After stopping at a nearby hospital for first aid, I was driven to Amman. Lying on a wooden board in a bumpy ambulance dissolved the effect of tranquilizers had given to me. I had dozed off at first, but unfortunately gained consciousness on the way. I remember cursing at Uncle Hassan who never left me alone, then passing again. On the first entrance to Amman at Suwaileh Circle, there were all the Al Saadi’s; cousins, brother, and of course, my father too. They had already known of the news, and were in wonder; will we ever see him alive again?

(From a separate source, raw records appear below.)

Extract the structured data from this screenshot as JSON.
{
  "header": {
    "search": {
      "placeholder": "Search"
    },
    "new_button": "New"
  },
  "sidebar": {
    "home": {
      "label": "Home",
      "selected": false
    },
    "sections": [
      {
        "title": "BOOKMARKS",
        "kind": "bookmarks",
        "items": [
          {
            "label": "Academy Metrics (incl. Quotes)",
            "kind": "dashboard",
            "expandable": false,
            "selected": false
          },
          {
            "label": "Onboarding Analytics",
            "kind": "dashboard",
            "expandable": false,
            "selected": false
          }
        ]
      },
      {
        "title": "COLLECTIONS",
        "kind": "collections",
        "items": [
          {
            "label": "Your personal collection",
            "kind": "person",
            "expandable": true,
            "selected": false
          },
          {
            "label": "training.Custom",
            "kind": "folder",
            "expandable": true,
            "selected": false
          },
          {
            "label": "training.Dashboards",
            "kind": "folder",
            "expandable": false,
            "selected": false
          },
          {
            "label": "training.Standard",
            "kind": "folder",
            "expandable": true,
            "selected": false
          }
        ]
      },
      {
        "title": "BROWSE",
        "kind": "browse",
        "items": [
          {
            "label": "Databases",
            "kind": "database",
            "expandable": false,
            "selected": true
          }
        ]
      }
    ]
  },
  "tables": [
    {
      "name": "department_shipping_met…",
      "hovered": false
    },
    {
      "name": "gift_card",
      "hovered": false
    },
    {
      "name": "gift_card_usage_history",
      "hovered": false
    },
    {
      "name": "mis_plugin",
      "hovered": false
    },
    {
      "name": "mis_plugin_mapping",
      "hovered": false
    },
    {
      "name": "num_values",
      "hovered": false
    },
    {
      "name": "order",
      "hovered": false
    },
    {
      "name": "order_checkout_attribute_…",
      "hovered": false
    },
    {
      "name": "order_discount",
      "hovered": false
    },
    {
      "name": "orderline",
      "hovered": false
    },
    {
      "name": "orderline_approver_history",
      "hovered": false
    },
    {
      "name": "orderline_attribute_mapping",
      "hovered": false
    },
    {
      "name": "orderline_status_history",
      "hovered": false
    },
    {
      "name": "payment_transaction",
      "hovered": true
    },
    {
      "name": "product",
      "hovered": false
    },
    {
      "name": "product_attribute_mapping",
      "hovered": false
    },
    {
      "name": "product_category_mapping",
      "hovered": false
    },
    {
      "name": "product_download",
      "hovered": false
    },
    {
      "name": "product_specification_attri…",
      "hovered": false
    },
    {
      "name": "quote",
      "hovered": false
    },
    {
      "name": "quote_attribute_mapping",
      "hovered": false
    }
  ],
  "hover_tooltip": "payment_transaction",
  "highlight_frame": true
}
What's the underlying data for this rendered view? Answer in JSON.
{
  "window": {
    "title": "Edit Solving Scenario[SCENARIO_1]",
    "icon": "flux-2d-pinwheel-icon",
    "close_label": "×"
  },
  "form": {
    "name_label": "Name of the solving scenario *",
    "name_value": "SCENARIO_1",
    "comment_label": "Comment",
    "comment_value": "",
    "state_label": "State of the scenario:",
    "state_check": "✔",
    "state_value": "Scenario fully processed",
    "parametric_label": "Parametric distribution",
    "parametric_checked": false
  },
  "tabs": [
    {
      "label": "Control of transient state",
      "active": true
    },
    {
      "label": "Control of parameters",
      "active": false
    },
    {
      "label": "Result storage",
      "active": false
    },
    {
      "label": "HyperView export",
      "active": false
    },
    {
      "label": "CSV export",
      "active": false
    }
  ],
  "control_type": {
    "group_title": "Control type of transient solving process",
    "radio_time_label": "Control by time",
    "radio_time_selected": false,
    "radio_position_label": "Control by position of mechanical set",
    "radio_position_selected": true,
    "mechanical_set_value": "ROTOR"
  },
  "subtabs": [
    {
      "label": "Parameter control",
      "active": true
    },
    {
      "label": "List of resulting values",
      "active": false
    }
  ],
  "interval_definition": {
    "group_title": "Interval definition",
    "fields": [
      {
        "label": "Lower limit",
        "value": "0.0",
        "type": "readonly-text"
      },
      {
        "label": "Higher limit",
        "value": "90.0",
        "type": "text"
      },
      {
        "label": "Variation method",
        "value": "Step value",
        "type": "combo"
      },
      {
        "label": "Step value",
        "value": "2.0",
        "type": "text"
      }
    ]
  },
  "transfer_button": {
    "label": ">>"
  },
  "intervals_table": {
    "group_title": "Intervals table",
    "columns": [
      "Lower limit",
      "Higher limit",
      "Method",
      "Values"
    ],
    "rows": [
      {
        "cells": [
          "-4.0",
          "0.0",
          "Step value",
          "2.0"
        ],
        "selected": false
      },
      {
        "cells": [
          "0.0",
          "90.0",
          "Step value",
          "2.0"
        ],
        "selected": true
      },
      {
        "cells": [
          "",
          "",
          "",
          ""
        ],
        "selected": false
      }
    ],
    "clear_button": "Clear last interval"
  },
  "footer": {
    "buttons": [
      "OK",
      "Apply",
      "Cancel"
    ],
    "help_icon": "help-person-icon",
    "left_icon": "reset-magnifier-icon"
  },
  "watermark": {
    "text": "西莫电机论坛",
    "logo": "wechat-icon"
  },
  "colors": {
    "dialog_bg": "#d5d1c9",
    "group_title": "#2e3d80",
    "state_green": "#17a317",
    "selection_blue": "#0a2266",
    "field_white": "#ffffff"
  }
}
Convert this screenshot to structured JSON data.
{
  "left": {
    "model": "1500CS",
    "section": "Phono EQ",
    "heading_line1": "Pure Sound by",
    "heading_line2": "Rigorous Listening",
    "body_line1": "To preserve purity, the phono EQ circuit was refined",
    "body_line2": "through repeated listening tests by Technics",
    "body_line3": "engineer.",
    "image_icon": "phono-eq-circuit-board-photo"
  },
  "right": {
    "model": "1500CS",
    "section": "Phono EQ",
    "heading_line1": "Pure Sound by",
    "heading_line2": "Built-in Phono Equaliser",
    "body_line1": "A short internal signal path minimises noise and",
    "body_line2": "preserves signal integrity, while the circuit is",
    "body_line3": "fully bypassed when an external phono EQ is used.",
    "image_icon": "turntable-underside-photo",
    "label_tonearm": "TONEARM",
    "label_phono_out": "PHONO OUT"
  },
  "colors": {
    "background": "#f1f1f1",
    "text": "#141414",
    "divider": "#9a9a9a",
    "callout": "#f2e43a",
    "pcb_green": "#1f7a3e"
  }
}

Dr. Jamal, one of my cousins, whom I owe all to, was a military Doctor Major at The King Hussein Medical City, he tried to stop the ambulance to take me directly to the KHMC, but the nice ambulance driver, thought it was a car accident case which needed an ambulance so he drove through my cozen doctor, and the rest of them. With Amman’s rush hour on a Friday then, at a time where all picnickers were to go back home, it was nearly impossible to get a hold of that slow ambulance, so I ended up at Al bashir Hospital opposite direction of the KHMC.

In that hospital, while laying down on a medical bed, my father, brother, and the rest of my relatives were standing around me. I saw them, but I was already out my body at that point, I was up at the top of that hall, free in the air, looking down at them, with a fine blue whitish round gate nearby. I then said to my father with a smile, and comfort in my soul “I am sorry for what I have done, forgive me, you have got Ihab (my brother) take care of him, for I ask you to let me go. Forgive me for what I have done; I didn’t mean for it to happen, forgive me Dad, and please let me go”. I truly wanted to go, the gate was calling, and it was so beautiful not to leave behind, or not to go through it. I needed to go, but their tears, their weakness, and their need of me got me back. I had a taste of something heavenly, and nothing else mattered afterwards.

The same night, at the KHMC, I woke up with a nurse by my side, cuddling my head, looking at me with love and sorrow; I asked her if they’d cut off my leg, she answered with a yes, I said “now let me sleep”.

The next morning my parents came in, it was a nervous moment for me. How was I to meet them; how was I to face them, now that I had brought them another pain to cope with? When they appeared walking down the hall, I lifted up both my arms, with IV’s attached to them said, masking my pain,” I’m a man of steel!”

%d bloggers like this: